A ceramic tile backsplash does more than protect your kitchen walls from splatters and spray. It also enlivens it with a decorative splash. It takes care to apply a backsplash and get the desired results; however, it can be completed in a weekend and can be a rewarding project for any do-it-yourselfer.
Step 1: Plan Your Backsplash
Decide what size you want the backsplash to be installed. Generally, a backsplash extends at least 4" up from the countertop and often to the bottom of wall cabinets. If your kitchen countertop is tiled as well, plan the layout so the backsplash grout veins line up with the countertop grout veins. If you don't have a tiled countertop, start the first row of tiles in the center of the wall where the backsplash will be located.
When choosing colors for your backsplash, take the existing colors in your kitchen into account. This includes walls, counters and cabinetry. Your backsplash colors shouldn't compete with the counter and wall colors. Your goal should be to tie all the room colors together with your backsplash. This can mean using two or three tile colors that complement each other and the room well, or a simple one-color backsplash. If you have a lot of stainless steel appliances in your kitchen, a silver or metallic-color tile can be a nice accent. Whites and neutral colors, such as browns, beiges and grays, are a classic standby and go with many colors of wood, floor tile and countertops.
Step 2: Calculate Tile Amount
Measure the length and width of the kitchen area you'll be tiling with a tape measure to determine how much tile you need to purchase. Calculate the square footage by multiplying the length times the width. Wall tiles are available in a variety of styles and sizes.
Buy extra tiles in case you need to replace any in the future.
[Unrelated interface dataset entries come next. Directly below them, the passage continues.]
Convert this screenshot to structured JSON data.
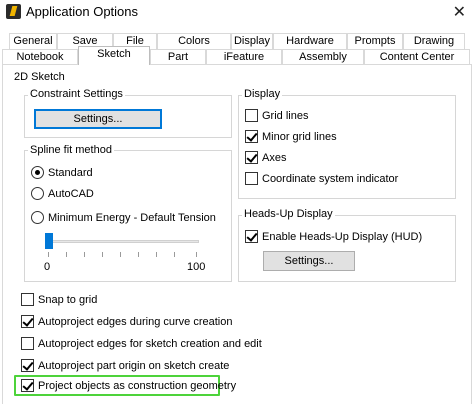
{
  "window": {
    "title": "Application Options",
    "close_glyph": "✕"
  },
  "tabs_row1": [
    "General",
    "Save",
    "File",
    "Colors",
    "Display",
    "Hardware",
    "Prompts",
    "Drawing"
  ],
  "tabs_row2": [
    "Notebook",
    "Sketch",
    "Part",
    "iFeature",
    "Assembly",
    "Content Center"
  ],
  "active_tab": "Sketch",
  "section_title": "2D Sketch",
  "constraint_settings": {
    "label": "Constraint Settings",
    "button": "Settings..."
  },
  "spline": {
    "label": "Spline fit method",
    "options": [
      {
        "label": "Standard",
        "checked": true
      },
      {
        "label": "AutoCAD",
        "checked": false
      },
      {
        "label": "Minimum Energy - Default Tension",
        "checked": false
      }
    ],
    "slider_min": "0",
    "slider_max": "100",
    "slider_value": 0
  },
  "display": {
    "label": "Display",
    "items": [
      {
        "label": "Grid lines",
        "checked": false
      },
      {
        "label": "Minor grid lines",
        "checked": true
      },
      {
        "label": "Axes",
        "checked": true
      },
      {
        "label": "Coordinate system indicator",
        "checked": false
      }
    ]
  },
  "hud": {
    "label": "Heads-Up Display",
    "enable": {
      "label": "Enable Heads-Up Display (HUD)",
      "checked": true
    },
    "button": "Settings..."
  },
  "options": [
    {
      "label": "Snap to grid",
      "checked": false
    },
    {
      "label": "Autoproject edges during curve creation",
      "checked": true
    },
    {
      "label": "Autoproject edges for sketch creation and edit",
      "checked": false
    },
    {
      "label": "Autoproject part origin on sketch create",
      "checked": true
    },
    {
      "label": "Project objects as construction geometry",
      "checked": true
    }
  ],
  "colors": {
    "highlight": "#4dd33a",
    "accent": "#0078d7"
  }
}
Buy 10 to 15 percent more than what you will need to allow for special cuts, mistakes or replacements.
Check the tile lot number to ensure you use the same exact color for all tiles.
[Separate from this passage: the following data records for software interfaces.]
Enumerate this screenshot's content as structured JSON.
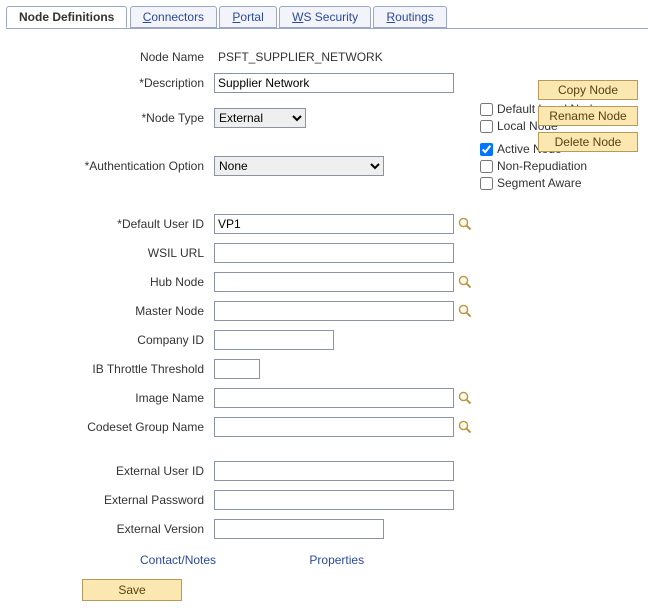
{
  "tabs": {
    "node_definitions": {
      "label": "Node Definitions",
      "mnemonic_index": 0
    },
    "connectors": {
      "label": "Connectors",
      "mnemonic_index": 0
    },
    "portal": {
      "label": "Portal",
      "mnemonic_index": 0
    },
    "ws_security": {
      "label": "WS Security",
      "mnemonic_index": 0
    },
    "routings": {
      "label": "Routings",
      "mnemonic_index": 0
    }
  },
  "side_buttons": {
    "copy": "Copy Node",
    "rename": "Rename Node",
    "delete": "Delete Node"
  },
  "labels": {
    "node_name": "Node Name",
    "description": "*Description",
    "node_type": "*Node Type",
    "authentication_option": "*Authentication Option",
    "default_user_id": "*Default User ID",
    "wsil_url": "WSIL URL",
    "hub_node": "Hub Node",
    "master_node": "Master Node",
    "company_id": "Company ID",
    "ib_throttle_threshold": "IB Throttle Threshold",
    "image_name": "Image Name",
    "codeset_group_name": "Codeset Group Name",
    "external_user_id": "External User ID",
    "external_password": "External Password",
    "external_version": "External Version"
  },
  "checkbox_labels": {
    "default_local_node": "Default Local Node",
    "local_node": "Local Node",
    "active_node": "Active Node",
    "non_repudiation": "Non-Repudiation",
    "segment_aware": "Segment Aware"
  },
  "values": {
    "node_name": "PSFT_SUPPLIER_NETWORK",
    "description": "Supplier Network",
    "node_type": "External",
    "authentication_option": "None",
    "default_user_id": "VP1",
    "wsil_url": "",
    "hub_node": "",
    "master_node": "",
    "company_id": "",
    "ib_throttle_threshold": "",
    "image_name": "",
    "codeset_group_name": "",
    "external_user_id": "",
    "external_password": "",
    "external_version": ""
  },
  "checkbox_states": {
    "default_local_node": false,
    "local_node": false,
    "active_node": true,
    "non_repudiation": false,
    "segment_aware": false
  },
  "links": {
    "contact_notes": "Contact/Notes",
    "properties": "Properties"
  },
  "save_button": "Save"
}
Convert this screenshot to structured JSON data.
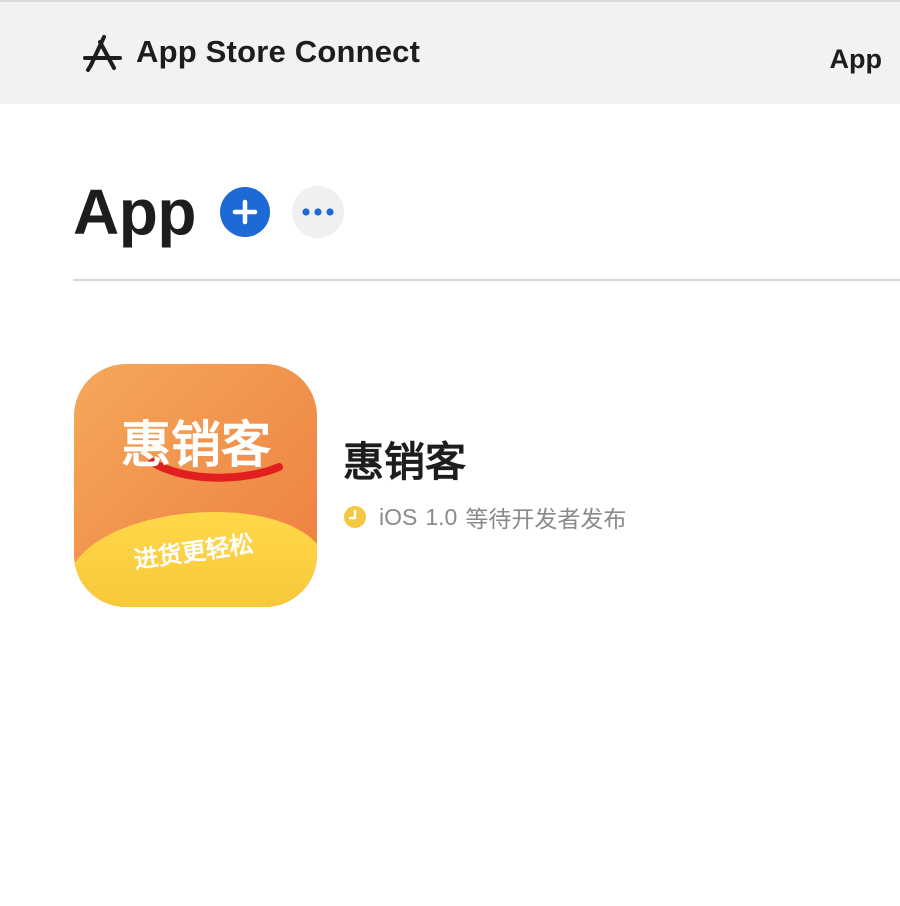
{
  "header": {
    "brand_name": "App Store Connect",
    "brand_icon": "app-store-icon",
    "nav_apps_label": "App"
  },
  "page": {
    "title": "App",
    "add_icon": "plus-icon",
    "more_icon": "ellipsis-icon",
    "accent_color": "#1d6ad6"
  },
  "apps": [
    {
      "name": "惠销客",
      "icon_title": "惠销客",
      "icon_tagline": "进货更轻松",
      "platform": "iOS",
      "version": "1.0",
      "status": "等待开发者发布",
      "status_icon": "clock-icon",
      "status_color": "#f5c842"
    }
  ]
}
If you'll be working around electrical outlets, make sure the power to the room you're working in has been turned off and all outlet covers have been removed before you begin. Shut off the breaker to the kitchen or turn off the house's main power if you're unsure of which circuit belongs to the kitchen.
Step 3: Prepare the Walls for Installation
Make sure your kitchen walls are in good shape before you start applying tile. Tile adhesive can stick to a wide variety of surfaces as long as they're clean, dry and structurally sound. If there is any condensation on the walls, wait for the area to dry before tiling. If necessary, use a dehumidifier for faster drying. If the walls are not new drywall, strip off any existing flexible coverings, such as wallpaper, or scrape away loose paint with a paint scraper. Lightly sand with fine-grit sandpaper, and be sure to patch drywall holes and cracks with spackling compound.
Step 4: Apply Adhesive
Apply tile adhesive with a trowel. Hold the trowel at a 45-degree angle and spread a thin, even layer. Be sure to work in small 2' x 2' areas to prevent the adhesive from drying out.
Step 5: Place Tiles
Position the first tile using a twisting motion, and use a line level to ensure the tile is square. Place a tile spacer on each corner of the first tile. To fit spacers between the countertop and the bottom of a tile, cut one end of each spacer. Working outward, continue to lay each tile in a straight row, flush with the spacers. Continue in this manner row after row, following the same pattern. Apply adhesive as needed.
Step 6: Work Around Obstacles
To cover corners and align with cabinets, countertops and electrical outlets, you may need to cut tiles to size using a tile saw or "wet" saw. With a tape measure, measure the dimensions of the space where the tile will go and how the tile will fit around the obstacle and then mark the tile accordingly with a pencil. Cut the tile to fit with the tile saw.
When you tile around an outlet, ensure that the outlet cover hides the tile edges.
Be sure you know how to properly use the tile saw before you start. Read manufacturer's instructions carefully.
Always wear safety glasses when operating a tile saw and other power tools.
Step 7: Grout Between Tiles
When you're finished laying the tiles, remove each spacer before they fully adhere. Most adhesives set in 20 to 30 minutes. Allow tiles to set completely before grouting. Mix grout according to the manufacturer's instructions. Using a rubber float, spread grout diagonally at a 45-degree angle across the tiles, packing the grout between each tile. Wipe off the excess grout with a damp sponge when it becomes hard. Shape grout joints using a rounded grouting tool and clean tiles again. After the grout dries a haze will form. Wipe off tiles and buff to a shine with a clean, dry cloth. Run a bead of silicone caulk along the corner between the countertop and the tiles to create a clean look. Your new kitchen backsplash is almost complete.
Since grout may irritate eyes and skin, wear protective safety glasses and rubber gloves.
Finalize the job using a grout sealer. Follow all manufacturer instructions on how to apply the sealer.
Step 8: Finish Up
Reinstall any electrical fixtures and reattach outlet covers. You may need to use longer screws because of the added thickness of the tiles. Remember not to tighten screws too much or you may break the tiles.
Great work! Installation is complete and your new beautiful backsplash will give your kitchen a boost in functional style.
Project Shopping List
Here’s what you’ll need to complete this project successfully.